Format

Send to

Choose Destination
See comment in PubMed Commons below
Biochem Biophys Res Commun. 2001 Mar 9;281(4):878-83.

Identification of a novel type I cytokine receptor CRL2 preferentially expressed by human dendritic cells and activated monocytes.

Author information

1
Institute of Immunology, Second Military Medical University, 800 Xiangyin Road, Shanghai, 200433, People's Republic of China.

Abstract

From a human dendritic cell (DC) cDNA library, we identified a novel type I cytokine receptor, designated as cytokine receptor-like molecule 2 (CRL2). CRL2 cDNA encoded a 371-residue type I transmembrane protein with an extracellular domain of 210 residues and an intracellular domain of 119 residues. Its extracellular domain contains conserved cysteine residues and WAS-like motif in place of the hallmark of WSXWS motif present in other type I cytokine receptors. The intracellular domain contained a membrane-proximal "box 1" motif and conserved tyrosine residue potentially as a binding site for signal transducing molecules. CRL2 protein shares significant homology with common cytokine receptor (gammac) and interleukin-13 receptor alpha1 chain. Northern blot analysis showed that CRL2 was restrictedly expressed by spleen and peripheral blood leukocytes, and abundantly expressed by HL-60 cells. RT-PCR analysis demonstrated that CRL2 was preferentially expressed by DC and monocytes. Interestingly, CRL2 expression was up-regulated when monocytes were activated by LPS. These indicate that CRL2 may be involved in the biological functions of DC and monocytes. The Ba/F3 transfectants of CRL2 was retrovirally established with the expressed FLAG-tagged CRL2 in the size of approximately 48 kD, which could be efficiently immunoprecipitated. We also prepared a CRL2Ig fusion protein.
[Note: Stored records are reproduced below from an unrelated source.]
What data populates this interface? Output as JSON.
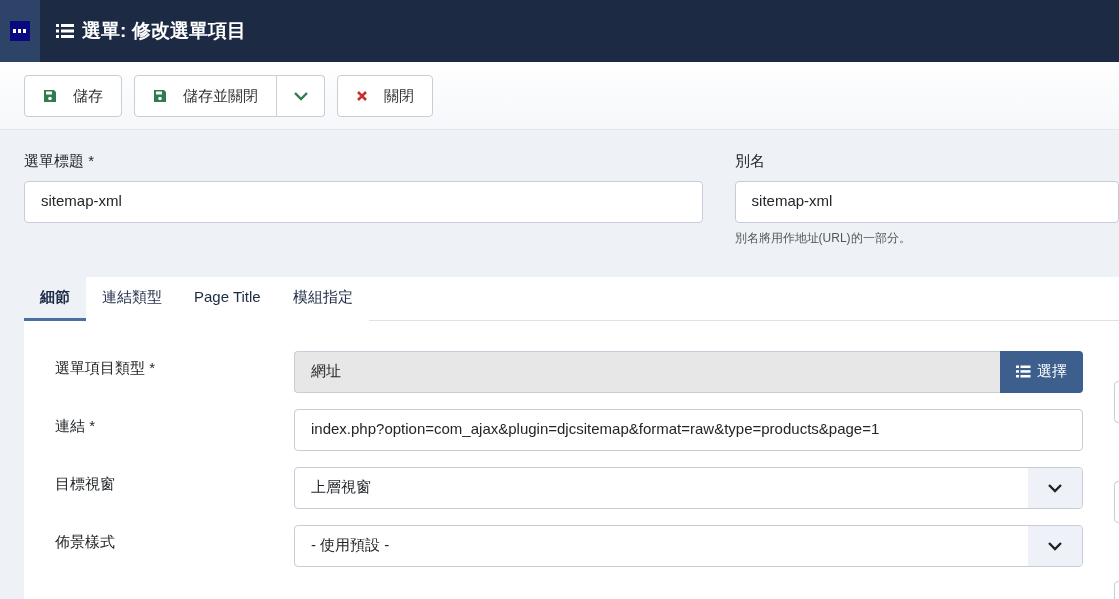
{
  "header": {
    "title": "選單: 修改選單項目"
  },
  "toolbar": {
    "buttons": [
      {
        "label": "儲存",
        "kind": "save"
      },
      {
        "label": "儲存並關閉",
        "kind": "save-dropdown"
      },
      {
        "label": "關閉",
        "kind": "close"
      }
    ]
  },
  "title_field": {
    "label": "選單標題 *",
    "value": "sitemap-xml"
  },
  "alias_field": {
    "label": "別名",
    "value": "sitemap-xml",
    "help": "別名將用作地址(URL)的一部分。"
  },
  "tabs": [
    {
      "label": "細節",
      "selected": true
    },
    {
      "label": "連結類型",
      "selected": false
    },
    {
      "label": "Page Title",
      "selected": false
    },
    {
      "label": "模組指定",
      "selected": false
    }
  ],
  "fields": [
    {
      "label": "選單項目類型 *",
      "kind": "readonly",
      "value": "網址",
      "button": "選擇"
    },
    {
      "label": "連結 *",
      "kind": "text",
      "value": "index.php?option=com_ajax&plugin=djcsitemap&format=raw&type=products&page=1"
    },
    {
      "label": "目標視窗",
      "kind": "select",
      "value": "上層視窗"
    },
    {
      "label": "佈景樣式",
      "kind": "select",
      "value": "- 使用預設 -"
    }
  ]
}
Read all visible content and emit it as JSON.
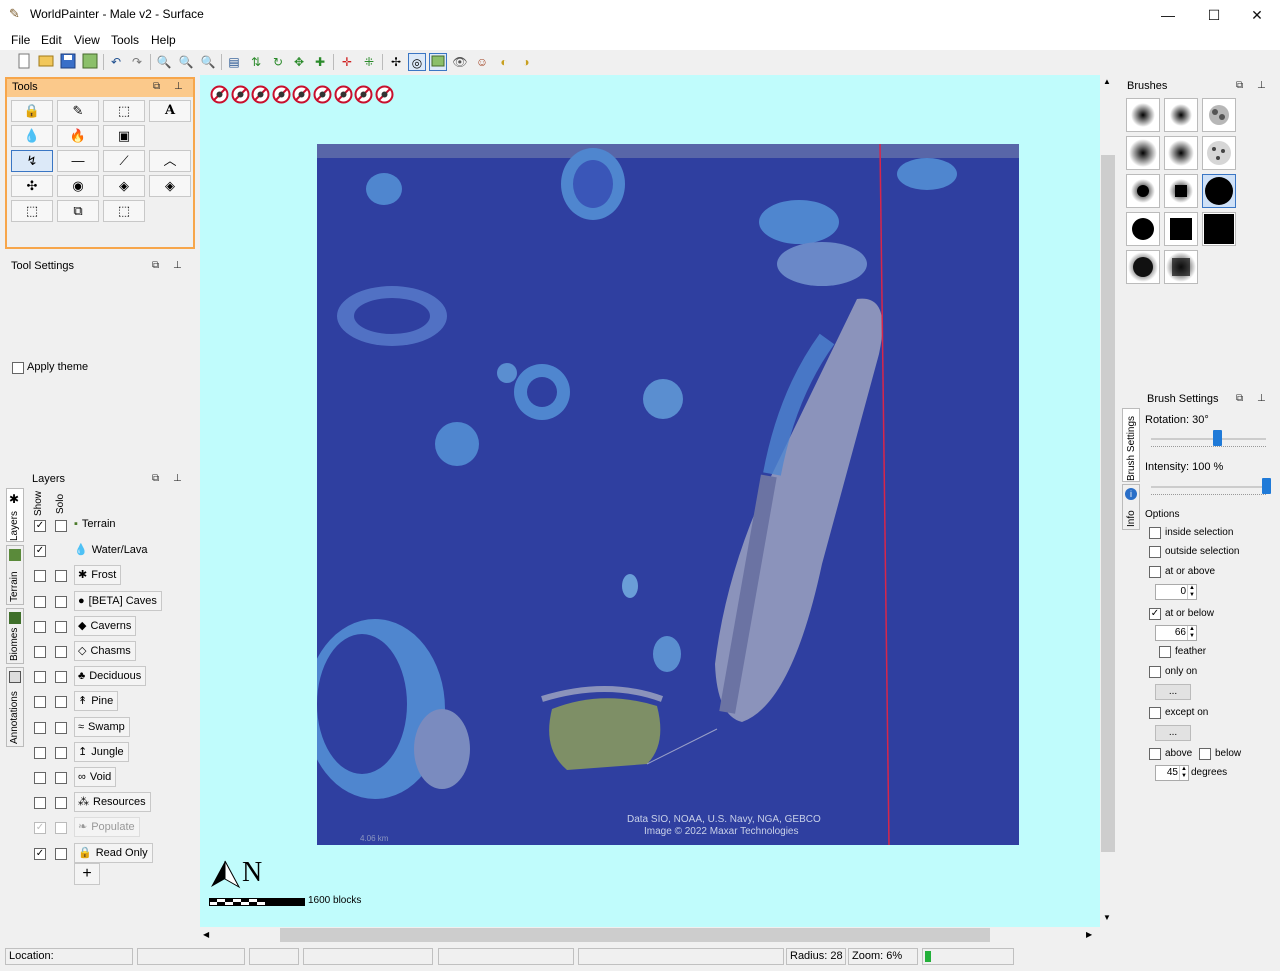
{
  "window": {
    "title": "WorldPainter - Male v2 - Surface",
    "minimize": "—",
    "maximize": "☐",
    "close": "✕"
  },
  "menu": [
    "File",
    "Edit",
    "View",
    "Tools",
    "Help"
  ],
  "toolbar": {
    "icons": [
      "new-icon",
      "open-icon",
      "save-icon",
      "export-icon",
      "undo-icon",
      "redo-icon",
      "zoom-icon",
      "zoom-in-icon",
      "zoom-out-icon",
      "zoom-reset-icon",
      "dimension-icon",
      "height-icon",
      "rotate-icon",
      "shift-icon",
      "merge-icon",
      "crosshair-icon",
      "grid-icon",
      "move-icon",
      "target-icon",
      "image-overlay-icon",
      "eye-icon",
      "person-icon",
      "globe-icon",
      "globe-settings-icon"
    ]
  },
  "tools_panel": {
    "title": "Tools",
    "restore_glyph": "⧉",
    "pin_glyph": "⊥",
    "buttons": [
      "🔒",
      "✎",
      "⬚",
      "A",
      "💧",
      "🔥",
      "▣",
      "↯",
      "—",
      "⟋",
      "︿",
      "✣",
      "◉",
      "◈",
      "◈",
      "⬚",
      "⧉",
      "⬚"
    ]
  },
  "tool_settings": {
    "title": "Tool Settings",
    "apply_theme": "Apply theme",
    "dot": "ᵒ"
  },
  "side_tabs": {
    "layers": "Layers",
    "terrain": "Terrain",
    "biomes": "Biomes",
    "annotations": "Annotations"
  },
  "layers": {
    "title": "Layers",
    "show_header": "Show",
    "solo_header": "Solo",
    "add_label": "+",
    "rows": [
      {
        "name": "Terrain",
        "icon": "▪",
        "show": "✓",
        "solo": "",
        "button": false,
        "disabled": false
      },
      {
        "name": "Water/Lava",
        "icon": "💧",
        "show": "✓",
        "solo": null,
        "button": false,
        "disabled": false
      },
      {
        "name": "Frost",
        "icon": "✱",
        "show": "",
        "solo": "",
        "button": true,
        "disabled": false
      },
      {
        "name": "[BETA] Caves",
        "icon": "●",
        "show": "",
        "solo": "",
        "button": true,
        "disabled": false
      },
      {
        "name": "Caverns",
        "icon": "◆",
        "show": "",
        "solo": "",
        "button": true,
        "disabled": false
      },
      {
        "name": "Chasms",
        "icon": "◇",
        "show": "",
        "solo": "",
        "button": true,
        "disabled": false
      },
      {
        "name": "Deciduous",
        "icon": "♣",
        "show": "",
        "solo": "",
        "button": true,
        "disabled": false
      },
      {
        "name": "Pine",
        "icon": "↟",
        "show": "",
        "solo": "",
        "button": true,
        "disabled": false
      },
      {
        "name": "Swamp",
        "icon": "≈",
        "show": "",
        "solo": "",
        "button": true,
        "disabled": false
      },
      {
        "name": "Jungle",
        "icon": "↥",
        "show": "",
        "solo": "",
        "button": true,
        "disabled": false
      },
      {
        "name": "Void",
        "icon": "∞",
        "show": "",
        "solo": "",
        "button": true,
        "disabled": false
      },
      {
        "name": "Resources",
        "icon": "⁂",
        "show": "",
        "solo": "",
        "button": true,
        "disabled": false
      },
      {
        "name": "Populate",
        "icon": "❧",
        "show": "✓",
        "solo": "",
        "button": true,
        "disabled": true
      },
      {
        "name": "Read Only",
        "icon": "🔒",
        "show": "✓",
        "solo": "",
        "button": true,
        "disabled": false
      }
    ]
  },
  "map": {
    "overlay_icons_count": 9,
    "attribution_line1": "Data SIO, NOAA, U.S. Navy, NGA, GEBCO",
    "attribution_line2": "Image © 2022 Maxar Technologies",
    "scale_text": "4.06 km",
    "compass_label": "N",
    "scale_label": "1600 blocks",
    "background_color": "#c0fcfc",
    "sea_color": "#2f3fa0"
  },
  "brushes": {
    "title": "Brushes",
    "restore_glyph": "⧉",
    "pin_glyph": "⊥"
  },
  "brush_settings": {
    "title": "Brush Settings",
    "tab_brush": "Brush Settings",
    "tab_info": "Info",
    "rotation_label": "Rotation: 30°",
    "rotation_fraction": 0.57,
    "intensity_label": "Intensity: 100 %",
    "intensity_fraction": 1.0,
    "options_label": "Options",
    "inside_selection": "inside selection",
    "outside_selection": "outside selection",
    "at_or_above": "at or above",
    "at_or_above_value": "0",
    "at_or_below": "at or below",
    "at_or_below_checked": "✓",
    "at_or_below_value": "66",
    "feather": "feather",
    "only_on": "only on",
    "except_on": "except on",
    "dots": "...",
    "above": "above",
    "below": "below",
    "degrees_value": "45",
    "degrees": "degrees"
  },
  "status": {
    "location": "Location:",
    "radius": "Radius: 28",
    "zoom": "Zoom: 6%"
  },
  "scroll": {
    "up": "▲",
    "down": "▼",
    "left": "◀",
    "right": "▶"
  }
}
The identification of its ligand and involvement of signal transduction will help to elucidate its potential function.

PMID:
11237741
DOI:
10.1006/bbrc.2001.4432
[Indexed for MEDLINE]
PubMed Commons home

PubMed Commons

0 comments
How to join PubMed Commons

    Supplemental Content

    Full text links

    Icon for Elsevier Science
    Loading ...
    Support Center